I smiled as I pulled off my still soaked coat and pushed my hair out of my face. “I’m fine, don’t worry… it was an eventful night.” Eventful was putting it nicely but since I was ok, I didn’t want to worry her unnecessarily.
I shivered suddenly as a strange feeling spread through me. I glanced at the window; the sun was just breaking the horizon. For a moment I thought that it was the normal weakness that hit me every day when the sun rose, but then all at once it worsened. A piercing pain suddenly shot through my jaw and into my head and I groaned. “Ow.”
Lillian rushed to my side. “What is it?”
I was about to answer her when the pain suddenly intensified beyond comprehension and for the second time I fell to the floor. A terrible sound filled the room and after a moment I dimly recognised that I was screaming but I was powerless to stop it. I writhed as the pain spread throughout my entire body like fire.
Another voice joined Lillian’s and after a moment I recognised Amir looking down at me fearfully. “What’s going on? What’s happening?”
“I don’t know!” Lillian cried, although of course he couldn’t hear her.
I tried to tell them that that of course I must be on fire, what else could this pain be? The effort proved too much for me and thankfully I passed out for the second time that day. This time, unconsciousness was a relief.
This time, I came back to consciousness slowly. I could hear voices arguing nearby. After a while I recognised Lillian and Amir.
“We have to take her to a hospital!” He urged, sounding worried.
“We can’t!” She replied, “They have never seen anything like this before.”
“I don’t want to go to a hospital.” I groaned, still keeping my eyes closed.
The arguing abruptly stopped and I heard them hurrying over to me. I opened my eyes to find that I was lying on the sofa, thankfully still in my living room.
“Scarlett?” Lillian sounded anxious, afraid even.
“What happened?” I moaned. I had the mother of all headaches. Something suddenly occurred to me and I focused on Amir with some difficulty. “Can you see her?” I asked, confused.
Lillian shook her head in exasperation, “You made me visible right before you passed out, remember? You gripped my wrist and sent energy into me and then you passed out.”
I didn’t remember this but I nodded all the same. I squinted my eyes; the room looked dull and fuzzy, despite the bright light. “Why can’t I see properly? Wait- why is it light?” I glanced around in a panic, realising that it was daytime. The curtains were closed but sunlight streamed through the cracks. I sat up quickly, or as quickly as I could when my limbs all felt clumsy and heavy. “What is going on?” I demanded.
Lillian looked worried, as though she was scared to tell me something. “Scarlett… something… well something has happened to you.”
I felt a fluttering in my stomach as true fear set in. “Lillian, be honest with me please. What is going on?”
Very carefully she took my hand and held it up for me to look at. “Scarlett… you have a heartbeat.”
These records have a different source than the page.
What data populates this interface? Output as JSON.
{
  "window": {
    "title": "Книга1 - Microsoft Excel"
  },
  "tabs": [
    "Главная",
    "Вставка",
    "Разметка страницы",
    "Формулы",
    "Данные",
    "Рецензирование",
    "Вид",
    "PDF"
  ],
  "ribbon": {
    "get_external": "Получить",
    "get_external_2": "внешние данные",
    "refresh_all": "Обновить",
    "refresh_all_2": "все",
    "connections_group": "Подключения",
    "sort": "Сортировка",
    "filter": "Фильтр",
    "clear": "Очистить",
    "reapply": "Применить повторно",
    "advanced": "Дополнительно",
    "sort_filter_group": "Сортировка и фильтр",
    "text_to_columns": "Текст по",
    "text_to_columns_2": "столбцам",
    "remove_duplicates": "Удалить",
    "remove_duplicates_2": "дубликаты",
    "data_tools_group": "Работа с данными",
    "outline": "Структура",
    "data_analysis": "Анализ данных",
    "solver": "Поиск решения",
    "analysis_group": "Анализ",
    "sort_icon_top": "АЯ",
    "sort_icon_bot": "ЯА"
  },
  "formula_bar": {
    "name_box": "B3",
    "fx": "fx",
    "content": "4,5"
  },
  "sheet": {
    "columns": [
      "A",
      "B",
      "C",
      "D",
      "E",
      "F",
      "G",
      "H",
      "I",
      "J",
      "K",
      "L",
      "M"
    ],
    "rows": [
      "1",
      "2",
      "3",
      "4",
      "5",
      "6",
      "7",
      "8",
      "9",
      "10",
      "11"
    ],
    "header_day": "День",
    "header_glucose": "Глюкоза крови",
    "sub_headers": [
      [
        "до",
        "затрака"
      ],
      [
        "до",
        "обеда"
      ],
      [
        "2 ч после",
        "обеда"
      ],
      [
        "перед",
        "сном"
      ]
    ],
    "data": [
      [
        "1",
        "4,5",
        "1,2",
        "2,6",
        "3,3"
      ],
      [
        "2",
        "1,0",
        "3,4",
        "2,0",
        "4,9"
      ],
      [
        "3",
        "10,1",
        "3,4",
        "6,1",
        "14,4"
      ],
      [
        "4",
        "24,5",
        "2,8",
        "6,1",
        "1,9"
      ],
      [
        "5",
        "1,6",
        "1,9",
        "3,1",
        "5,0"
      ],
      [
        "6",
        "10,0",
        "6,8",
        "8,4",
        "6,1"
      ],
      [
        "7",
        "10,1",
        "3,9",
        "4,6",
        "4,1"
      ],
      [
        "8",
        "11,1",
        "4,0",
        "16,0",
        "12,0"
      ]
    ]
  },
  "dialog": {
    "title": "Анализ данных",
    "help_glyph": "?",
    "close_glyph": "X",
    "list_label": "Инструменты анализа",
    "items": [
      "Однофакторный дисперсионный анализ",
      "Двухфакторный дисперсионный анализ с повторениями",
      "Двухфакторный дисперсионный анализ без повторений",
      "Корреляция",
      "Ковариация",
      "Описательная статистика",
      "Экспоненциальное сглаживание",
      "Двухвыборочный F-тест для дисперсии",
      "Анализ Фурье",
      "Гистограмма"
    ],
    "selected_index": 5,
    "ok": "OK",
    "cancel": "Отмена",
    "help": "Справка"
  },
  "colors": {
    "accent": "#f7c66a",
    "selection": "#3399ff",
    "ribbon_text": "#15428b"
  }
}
Her words floated over my head as I stared at my own hand as if it was an alien. It was familiar yet… not. My normally ice white skin had a slight flush to it, as though blood actually circulated in my veins. Standing up, I unsteadily made my way over to the mirror above the mantelpiece. My face was the same- my face yet not quite my face. My features hadn’t changed but the slight natural blush along my cheekbones made it seem entirely different. There was a slight softness to my appearance that had not been there before. My blue eyes looked bright and scared but emotional as I was; there was not a trace of red. My fingers shook as I pulled back my top lip to look at my teeth.
“My fangs are gone.” I breathed. Carefully I placed my hand on my chest, feeling the steady beat that had been missing for over a millennium. Abstractly I realised what the strange sensation had been before- warmth. I was warm, I was alive. The thought proved to be the tipping point as I abruptly burst into tears. The information was too much; I didn’t know how to process it.